*HOW TO COMPLETE THIS TASK*.
Report all lines in the records that hold the string "account".

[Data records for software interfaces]
# # # # # # #

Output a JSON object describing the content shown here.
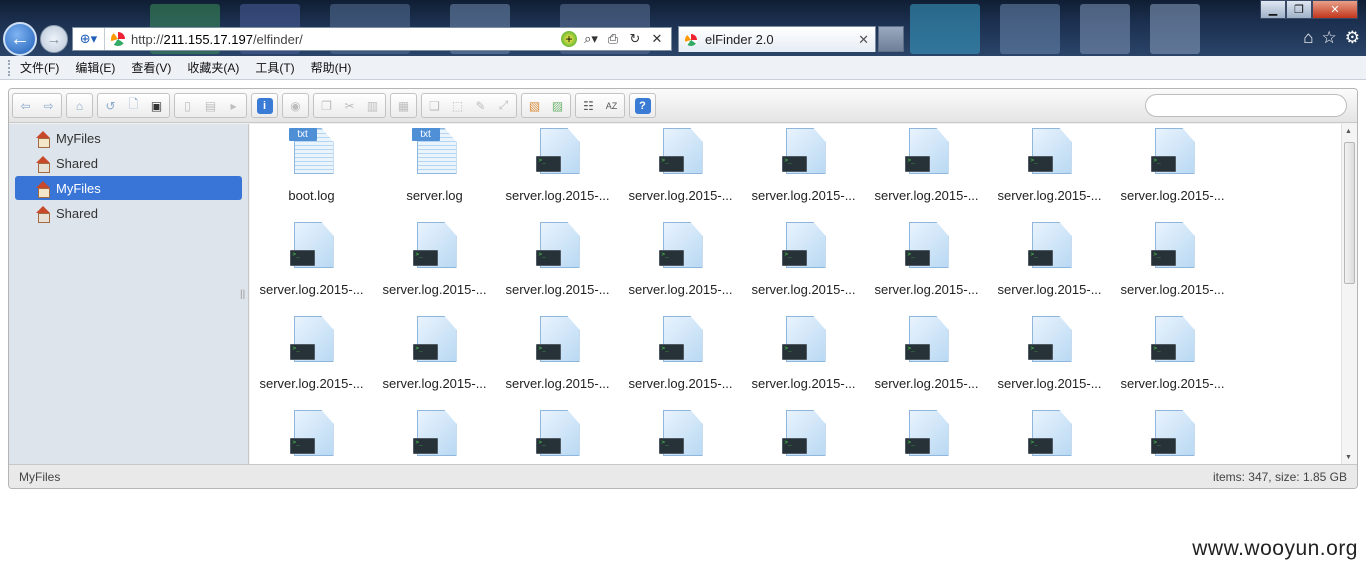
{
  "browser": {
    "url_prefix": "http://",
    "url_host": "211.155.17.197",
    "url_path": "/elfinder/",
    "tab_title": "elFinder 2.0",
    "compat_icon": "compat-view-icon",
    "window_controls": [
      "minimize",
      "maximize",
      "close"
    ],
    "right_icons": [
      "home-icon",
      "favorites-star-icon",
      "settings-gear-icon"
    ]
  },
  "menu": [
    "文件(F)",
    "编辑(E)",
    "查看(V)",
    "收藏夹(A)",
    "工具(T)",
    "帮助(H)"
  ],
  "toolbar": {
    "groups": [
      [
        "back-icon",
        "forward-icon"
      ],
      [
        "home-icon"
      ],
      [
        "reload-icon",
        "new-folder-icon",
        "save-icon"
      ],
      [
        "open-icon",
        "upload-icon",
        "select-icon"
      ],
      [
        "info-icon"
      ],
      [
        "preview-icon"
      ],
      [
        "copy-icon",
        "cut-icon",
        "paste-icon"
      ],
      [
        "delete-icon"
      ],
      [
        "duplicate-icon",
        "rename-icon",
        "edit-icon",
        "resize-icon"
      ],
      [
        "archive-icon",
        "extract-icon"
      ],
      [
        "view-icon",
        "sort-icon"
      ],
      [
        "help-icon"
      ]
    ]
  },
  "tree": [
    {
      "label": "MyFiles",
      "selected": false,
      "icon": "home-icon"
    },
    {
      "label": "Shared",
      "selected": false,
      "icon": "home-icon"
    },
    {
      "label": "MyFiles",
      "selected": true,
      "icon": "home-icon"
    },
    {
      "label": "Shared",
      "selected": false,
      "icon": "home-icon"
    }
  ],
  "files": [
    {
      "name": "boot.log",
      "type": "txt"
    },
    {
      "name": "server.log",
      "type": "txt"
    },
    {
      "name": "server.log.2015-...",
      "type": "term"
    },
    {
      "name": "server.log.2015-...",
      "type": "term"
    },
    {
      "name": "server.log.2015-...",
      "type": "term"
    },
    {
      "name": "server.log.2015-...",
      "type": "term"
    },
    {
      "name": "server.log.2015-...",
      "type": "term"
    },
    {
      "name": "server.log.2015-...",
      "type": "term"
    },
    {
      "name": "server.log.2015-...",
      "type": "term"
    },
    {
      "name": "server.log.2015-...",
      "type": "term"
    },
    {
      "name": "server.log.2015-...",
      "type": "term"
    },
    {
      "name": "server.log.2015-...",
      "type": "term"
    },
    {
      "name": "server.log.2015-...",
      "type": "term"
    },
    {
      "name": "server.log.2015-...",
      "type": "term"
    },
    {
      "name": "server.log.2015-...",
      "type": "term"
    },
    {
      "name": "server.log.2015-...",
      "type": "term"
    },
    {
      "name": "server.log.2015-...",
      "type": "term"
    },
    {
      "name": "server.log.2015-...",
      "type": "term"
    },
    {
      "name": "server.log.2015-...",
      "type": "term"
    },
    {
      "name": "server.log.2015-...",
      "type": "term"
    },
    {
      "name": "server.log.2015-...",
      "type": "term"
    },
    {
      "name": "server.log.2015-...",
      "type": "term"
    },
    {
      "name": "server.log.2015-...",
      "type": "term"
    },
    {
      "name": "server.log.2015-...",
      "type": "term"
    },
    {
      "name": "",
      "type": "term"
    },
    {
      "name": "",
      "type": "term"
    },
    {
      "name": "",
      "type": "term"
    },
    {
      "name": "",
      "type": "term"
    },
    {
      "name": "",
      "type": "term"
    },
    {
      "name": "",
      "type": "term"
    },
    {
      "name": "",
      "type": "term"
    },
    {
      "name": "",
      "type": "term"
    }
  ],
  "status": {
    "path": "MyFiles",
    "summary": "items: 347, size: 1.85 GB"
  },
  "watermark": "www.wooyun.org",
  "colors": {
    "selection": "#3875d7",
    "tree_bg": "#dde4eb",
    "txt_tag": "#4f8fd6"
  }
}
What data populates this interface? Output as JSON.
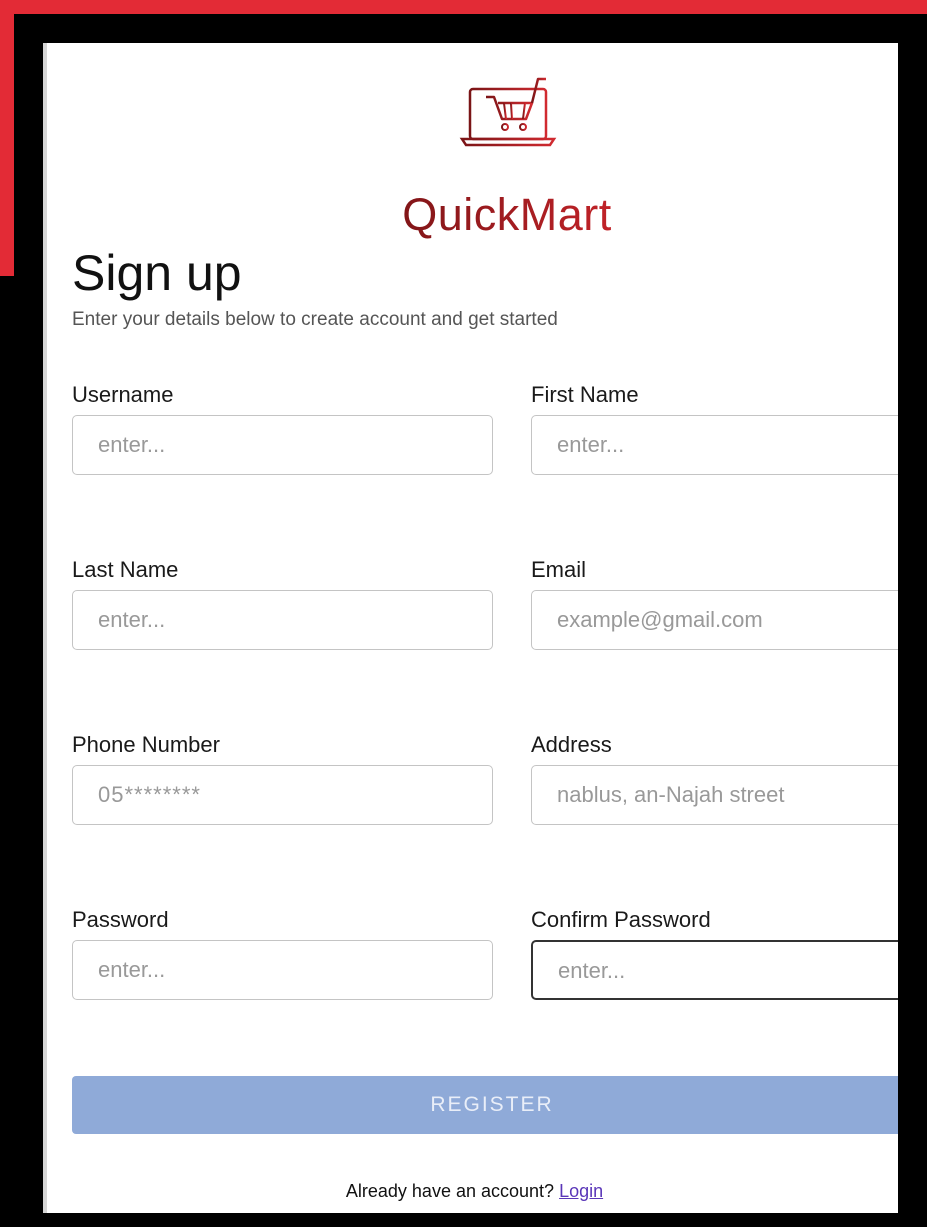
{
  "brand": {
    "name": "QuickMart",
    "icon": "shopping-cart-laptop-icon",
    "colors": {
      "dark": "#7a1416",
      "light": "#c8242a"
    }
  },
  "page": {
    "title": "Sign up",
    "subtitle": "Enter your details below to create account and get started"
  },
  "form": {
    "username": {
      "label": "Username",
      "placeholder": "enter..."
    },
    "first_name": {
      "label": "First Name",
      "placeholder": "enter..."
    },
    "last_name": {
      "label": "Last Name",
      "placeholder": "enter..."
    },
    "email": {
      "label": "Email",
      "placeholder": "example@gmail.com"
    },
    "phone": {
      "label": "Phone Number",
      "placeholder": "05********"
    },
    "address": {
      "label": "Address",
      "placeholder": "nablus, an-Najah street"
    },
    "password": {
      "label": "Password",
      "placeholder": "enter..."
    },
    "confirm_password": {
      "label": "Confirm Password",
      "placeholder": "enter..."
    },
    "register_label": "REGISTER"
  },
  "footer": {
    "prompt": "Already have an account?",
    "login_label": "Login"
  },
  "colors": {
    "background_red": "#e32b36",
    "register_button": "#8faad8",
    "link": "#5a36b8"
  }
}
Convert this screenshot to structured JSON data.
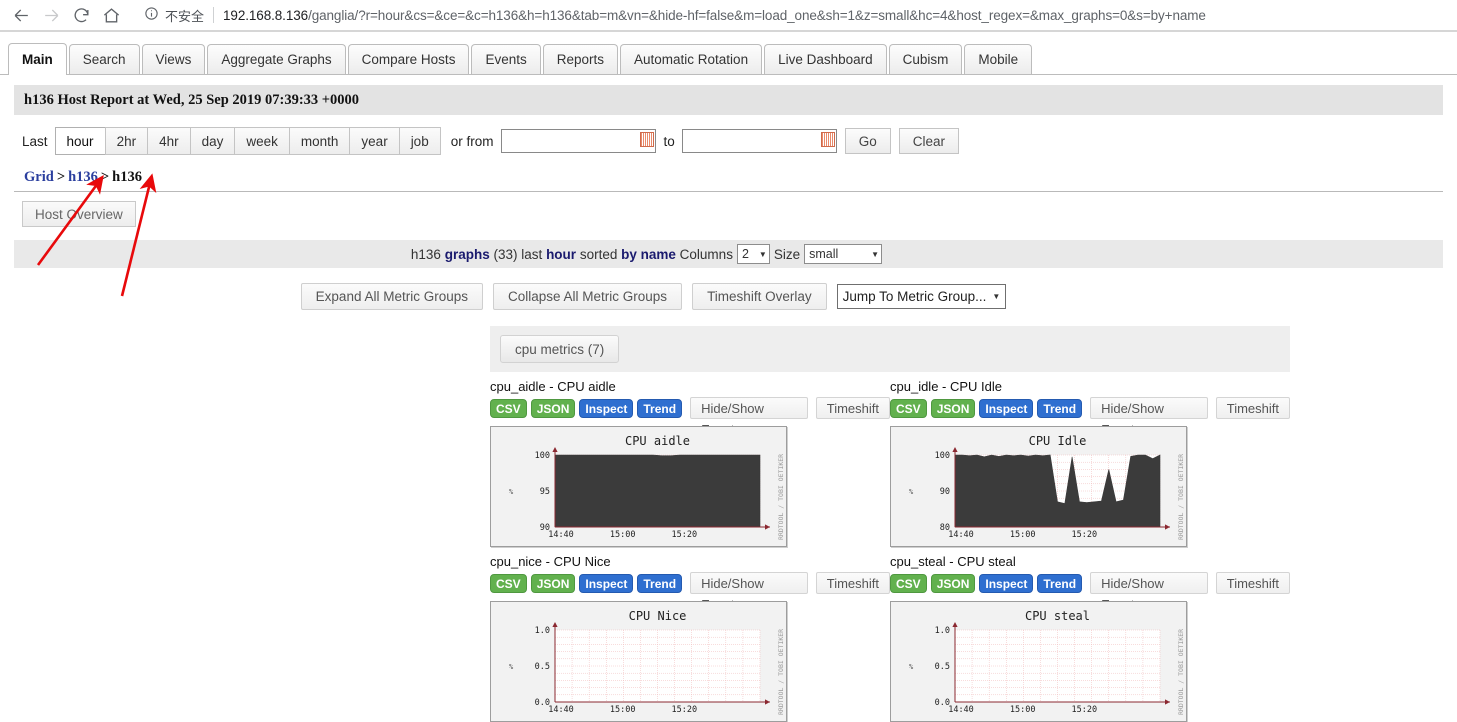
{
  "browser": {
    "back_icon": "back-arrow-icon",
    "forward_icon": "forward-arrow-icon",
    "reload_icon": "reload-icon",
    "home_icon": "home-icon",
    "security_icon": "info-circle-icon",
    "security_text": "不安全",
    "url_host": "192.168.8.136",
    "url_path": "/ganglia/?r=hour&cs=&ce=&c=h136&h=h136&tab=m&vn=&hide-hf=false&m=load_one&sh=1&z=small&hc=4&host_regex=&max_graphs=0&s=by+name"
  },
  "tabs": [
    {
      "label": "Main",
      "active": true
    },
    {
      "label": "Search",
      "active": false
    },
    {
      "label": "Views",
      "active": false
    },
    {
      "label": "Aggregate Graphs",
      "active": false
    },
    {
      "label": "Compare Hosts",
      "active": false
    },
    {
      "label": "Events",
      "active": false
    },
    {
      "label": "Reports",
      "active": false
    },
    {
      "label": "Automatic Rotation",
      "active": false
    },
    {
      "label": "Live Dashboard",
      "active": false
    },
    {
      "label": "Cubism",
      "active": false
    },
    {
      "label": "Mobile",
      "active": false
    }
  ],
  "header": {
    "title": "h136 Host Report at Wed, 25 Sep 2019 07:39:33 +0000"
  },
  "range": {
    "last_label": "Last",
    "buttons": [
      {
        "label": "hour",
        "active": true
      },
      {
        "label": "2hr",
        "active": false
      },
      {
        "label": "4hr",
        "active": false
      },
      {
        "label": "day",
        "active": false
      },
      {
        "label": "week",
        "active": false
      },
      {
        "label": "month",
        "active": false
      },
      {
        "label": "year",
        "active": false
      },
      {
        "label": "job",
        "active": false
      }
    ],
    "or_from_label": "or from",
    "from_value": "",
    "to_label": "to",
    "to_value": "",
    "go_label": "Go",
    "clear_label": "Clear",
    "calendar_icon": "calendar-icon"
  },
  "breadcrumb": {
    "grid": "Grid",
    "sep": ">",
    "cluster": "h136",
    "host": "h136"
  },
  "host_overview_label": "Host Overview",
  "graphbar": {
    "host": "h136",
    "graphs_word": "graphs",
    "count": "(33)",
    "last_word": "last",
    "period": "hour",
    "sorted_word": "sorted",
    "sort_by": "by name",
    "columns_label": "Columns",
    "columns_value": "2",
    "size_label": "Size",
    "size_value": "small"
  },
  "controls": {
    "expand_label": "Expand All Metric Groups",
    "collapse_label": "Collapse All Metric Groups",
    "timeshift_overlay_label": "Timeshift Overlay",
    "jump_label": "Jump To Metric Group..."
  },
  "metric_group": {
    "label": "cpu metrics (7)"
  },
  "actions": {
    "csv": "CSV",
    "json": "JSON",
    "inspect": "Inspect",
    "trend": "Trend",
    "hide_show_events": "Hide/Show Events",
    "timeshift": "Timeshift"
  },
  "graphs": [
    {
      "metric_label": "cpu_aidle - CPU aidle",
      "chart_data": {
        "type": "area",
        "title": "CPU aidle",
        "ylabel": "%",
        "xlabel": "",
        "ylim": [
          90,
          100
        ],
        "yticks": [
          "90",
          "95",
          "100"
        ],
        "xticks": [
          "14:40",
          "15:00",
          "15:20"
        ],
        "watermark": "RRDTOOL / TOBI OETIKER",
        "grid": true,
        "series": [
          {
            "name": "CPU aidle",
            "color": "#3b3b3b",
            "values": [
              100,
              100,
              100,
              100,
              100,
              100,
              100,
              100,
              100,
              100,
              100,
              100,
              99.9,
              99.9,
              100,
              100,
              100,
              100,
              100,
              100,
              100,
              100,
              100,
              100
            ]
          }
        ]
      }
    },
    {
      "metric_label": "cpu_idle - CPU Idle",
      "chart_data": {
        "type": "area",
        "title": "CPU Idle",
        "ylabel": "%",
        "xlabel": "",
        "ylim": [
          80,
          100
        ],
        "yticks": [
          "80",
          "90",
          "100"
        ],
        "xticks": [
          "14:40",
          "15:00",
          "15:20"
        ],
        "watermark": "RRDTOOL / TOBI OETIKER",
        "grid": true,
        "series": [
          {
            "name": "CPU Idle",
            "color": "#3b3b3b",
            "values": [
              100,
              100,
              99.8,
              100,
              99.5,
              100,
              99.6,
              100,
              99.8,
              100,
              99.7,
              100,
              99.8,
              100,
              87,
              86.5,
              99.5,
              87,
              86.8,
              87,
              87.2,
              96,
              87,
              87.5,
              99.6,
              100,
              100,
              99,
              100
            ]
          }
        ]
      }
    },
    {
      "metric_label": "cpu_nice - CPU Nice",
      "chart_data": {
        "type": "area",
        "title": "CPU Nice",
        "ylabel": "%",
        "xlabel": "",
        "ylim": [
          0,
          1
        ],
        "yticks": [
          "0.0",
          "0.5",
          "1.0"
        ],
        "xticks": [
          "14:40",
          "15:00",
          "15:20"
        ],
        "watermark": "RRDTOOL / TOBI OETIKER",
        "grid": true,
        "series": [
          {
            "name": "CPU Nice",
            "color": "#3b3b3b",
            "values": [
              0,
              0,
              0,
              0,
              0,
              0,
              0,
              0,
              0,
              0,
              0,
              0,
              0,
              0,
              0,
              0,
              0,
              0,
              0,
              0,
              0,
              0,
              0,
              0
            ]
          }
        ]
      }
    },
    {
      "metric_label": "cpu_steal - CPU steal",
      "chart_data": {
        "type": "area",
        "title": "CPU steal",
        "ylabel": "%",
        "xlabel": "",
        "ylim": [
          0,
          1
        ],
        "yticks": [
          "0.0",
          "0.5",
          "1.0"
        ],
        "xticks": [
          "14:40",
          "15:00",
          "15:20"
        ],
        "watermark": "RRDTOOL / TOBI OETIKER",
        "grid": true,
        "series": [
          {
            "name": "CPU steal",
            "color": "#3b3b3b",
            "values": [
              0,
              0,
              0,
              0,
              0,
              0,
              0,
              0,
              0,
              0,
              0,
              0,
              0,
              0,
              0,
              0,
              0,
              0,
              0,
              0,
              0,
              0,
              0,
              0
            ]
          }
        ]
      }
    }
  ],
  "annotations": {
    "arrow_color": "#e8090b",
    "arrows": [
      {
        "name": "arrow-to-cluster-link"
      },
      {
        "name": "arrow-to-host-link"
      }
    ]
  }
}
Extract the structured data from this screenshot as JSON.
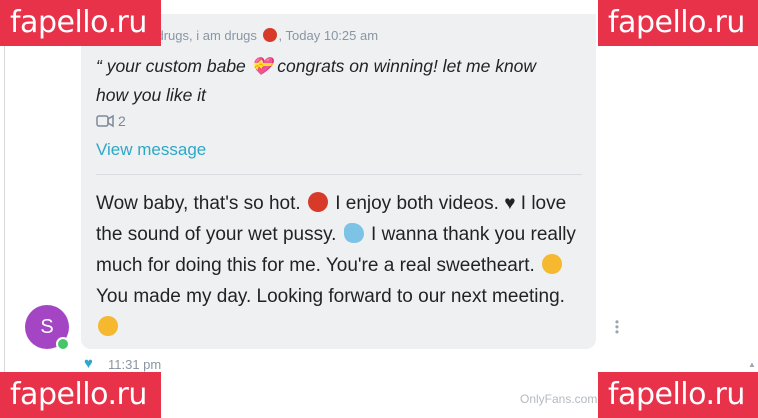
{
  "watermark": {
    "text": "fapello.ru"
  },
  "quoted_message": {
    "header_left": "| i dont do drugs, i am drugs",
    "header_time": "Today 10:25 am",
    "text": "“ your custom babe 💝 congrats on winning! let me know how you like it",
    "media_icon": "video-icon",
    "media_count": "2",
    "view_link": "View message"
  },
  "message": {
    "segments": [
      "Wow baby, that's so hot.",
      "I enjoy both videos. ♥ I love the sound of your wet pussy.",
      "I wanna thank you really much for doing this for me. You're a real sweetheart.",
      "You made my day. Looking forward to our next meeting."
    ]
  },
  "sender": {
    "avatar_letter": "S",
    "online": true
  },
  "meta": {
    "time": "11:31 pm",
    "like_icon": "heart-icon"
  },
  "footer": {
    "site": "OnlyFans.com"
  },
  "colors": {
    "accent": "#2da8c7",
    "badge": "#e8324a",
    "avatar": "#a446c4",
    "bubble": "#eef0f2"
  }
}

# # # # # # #

*ANSWER FOR THE TASK*.
    "subtitle": "Enter your details below to create account and get started"
    "prompt": "Already have an account?",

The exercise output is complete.